--- START ---

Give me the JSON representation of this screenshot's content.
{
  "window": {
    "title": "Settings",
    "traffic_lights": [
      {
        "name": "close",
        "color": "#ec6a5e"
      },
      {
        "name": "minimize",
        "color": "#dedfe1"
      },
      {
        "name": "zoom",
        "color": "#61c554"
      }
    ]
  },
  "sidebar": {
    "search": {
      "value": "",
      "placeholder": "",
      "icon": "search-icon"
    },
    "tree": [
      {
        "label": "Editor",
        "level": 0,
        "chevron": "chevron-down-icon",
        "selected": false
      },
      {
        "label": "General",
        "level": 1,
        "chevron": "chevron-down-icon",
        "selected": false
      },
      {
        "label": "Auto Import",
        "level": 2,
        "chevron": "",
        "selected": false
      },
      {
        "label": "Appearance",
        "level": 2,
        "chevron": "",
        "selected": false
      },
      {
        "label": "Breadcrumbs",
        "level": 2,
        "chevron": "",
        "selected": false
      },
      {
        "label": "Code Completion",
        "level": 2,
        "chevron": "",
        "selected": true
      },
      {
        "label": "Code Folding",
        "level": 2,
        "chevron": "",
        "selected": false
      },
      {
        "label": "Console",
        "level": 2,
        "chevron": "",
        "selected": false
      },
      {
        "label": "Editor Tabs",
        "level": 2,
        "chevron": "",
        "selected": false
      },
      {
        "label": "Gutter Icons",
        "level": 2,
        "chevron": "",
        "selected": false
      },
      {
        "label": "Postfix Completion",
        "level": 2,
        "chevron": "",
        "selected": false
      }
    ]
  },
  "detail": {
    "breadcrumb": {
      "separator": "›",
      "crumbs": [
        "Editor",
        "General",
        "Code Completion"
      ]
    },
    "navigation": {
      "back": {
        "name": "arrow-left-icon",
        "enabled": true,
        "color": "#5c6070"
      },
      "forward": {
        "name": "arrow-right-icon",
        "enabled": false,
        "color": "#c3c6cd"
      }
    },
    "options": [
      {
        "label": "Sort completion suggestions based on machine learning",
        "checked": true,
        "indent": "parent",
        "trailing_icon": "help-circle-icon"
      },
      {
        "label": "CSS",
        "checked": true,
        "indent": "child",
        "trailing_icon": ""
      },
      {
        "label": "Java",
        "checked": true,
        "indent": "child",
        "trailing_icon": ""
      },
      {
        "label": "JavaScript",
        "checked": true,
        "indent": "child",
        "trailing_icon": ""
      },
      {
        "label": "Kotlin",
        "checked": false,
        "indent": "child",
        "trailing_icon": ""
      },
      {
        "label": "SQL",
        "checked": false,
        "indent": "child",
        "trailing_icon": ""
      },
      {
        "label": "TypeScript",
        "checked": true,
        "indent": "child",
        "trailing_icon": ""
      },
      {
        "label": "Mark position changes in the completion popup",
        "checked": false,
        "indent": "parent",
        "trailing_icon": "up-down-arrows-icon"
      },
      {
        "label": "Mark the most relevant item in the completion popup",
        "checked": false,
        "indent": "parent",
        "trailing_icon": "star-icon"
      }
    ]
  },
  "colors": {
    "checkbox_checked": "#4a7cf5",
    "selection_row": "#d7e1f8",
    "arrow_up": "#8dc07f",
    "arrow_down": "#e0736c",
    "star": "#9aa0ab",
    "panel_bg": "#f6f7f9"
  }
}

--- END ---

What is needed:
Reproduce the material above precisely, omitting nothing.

Result of the task:
Give me the JSON representation of this screenshot's content.
{
  "window": {
    "title": "Settings",
    "traffic_lights": [
      {
        "name": "close",
        "color": "#ec6a5e"
      },
      {
        "name": "minimize",
        "color": "#dedfe1"
      },
      {
        "name": "zoom",
        "color": "#61c554"
      }
    ]
  },
  "sidebar": {
    "search": {
      "value": "",
      "placeholder": "",
      "icon": "search-icon"
    },
    "tree": [
      {
        "label": "Editor",
        "level": 0,
        "chevron": "chevron-down-icon",
        "selected": false
      },
      {
        "label": "General",
        "level": 1,
        "chevron": "chevron-down-icon",
        "selected": false
      },
      {
        "label": "Auto Import",
        "level": 2,
        "chevron": "",
        "selected": false
      },
      {
        "label": "Appearance",
        "level": 2,
        "chevron": "",
        "selected": false
      },
      {
        "label": "Breadcrumbs",
        "level": 2,
        "chevron": "",
        "selected": false
      },
      {
        "label": "Code Completion",
        "level": 2,
        "chevron": "",
        "selected": true
      },
      {
        "label": "Code Folding",
        "level": 2,
        "chevron": "",
        "selected": false
      },
      {
        "label": "Console",
        "level": 2,
        "chevron": "",
        "selected": false
      },
      {
        "label": "Editor Tabs",
        "level": 2,
        "chevron": "",
        "selected": false
      },
      {
        "label": "Gutter Icons",
        "level": 2,
        "chevron": "",
        "selected": false
      },
      {
        "label": "Postfix Completion",
        "level": 2,
        "chevron": "",
        "selected": false
      }
    ]
  },
  "detail": {
    "breadcrumb": {
      "separator": "›",
      "crumbs": [
        "Editor",
        "General",
        "Code Completion"
      ]
    },
    "navigation": {
      "back": {
        "name": "arrow-left-icon",
        "enabled": true,
        "color": "#5c6070"
      },
      "forward": {
        "name": "arrow-right-icon",
        "enabled": false,
        "color": "#c3c6cd"
      }
    },
    "options": [
      {
        "label": "Sort completion suggestions based on machine learning",
        "checked": true,
        "indent": "parent",
        "trailing_icon": "help-circle-icon"
      },
      {
        "label": "CSS",
        "checked": true,
        "indent": "child",
        "trailing_icon": ""
      },
      {
        "label": "Java",
        "checked": true,
        "indent": "child",
        "trailing_icon": ""
      },
      {
        "label": "JavaScript",
        "checked": true,
        "indent": "child",
        "trailing_icon": ""
      },
      {
        "label": "Kotlin",
        "checked": false,
        "indent": "child",
        "trailing_icon": ""
      },
      {
        "label": "SQL",
        "checked": false,
        "indent": "child",
        "trailing_icon": ""
      },
      {
        "label": "TypeScript",
        "checked": true,
        "indent": "child",
        "trailing_icon": ""
      },
      {
        "label": "Mark position changes in the completion popup",
        "checked": false,
        "indent": "parent",
        "trailing_icon": "up-down-arrows-icon"
      },
      {
        "label": "Mark the most relevant item in the completion popup",
        "checked": false,
        "indent": "parent",
        "trailing_icon": "star-icon"
      }
    ]
  },
  "colors": {
    "checkbox_checked": "#4a7cf5",
    "selection_row": "#d7e1f8",
    "arrow_up": "#8dc07f",
    "arrow_down": "#e0736c",
    "star": "#9aa0ab",
    "panel_bg": "#f6f7f9"
  }
}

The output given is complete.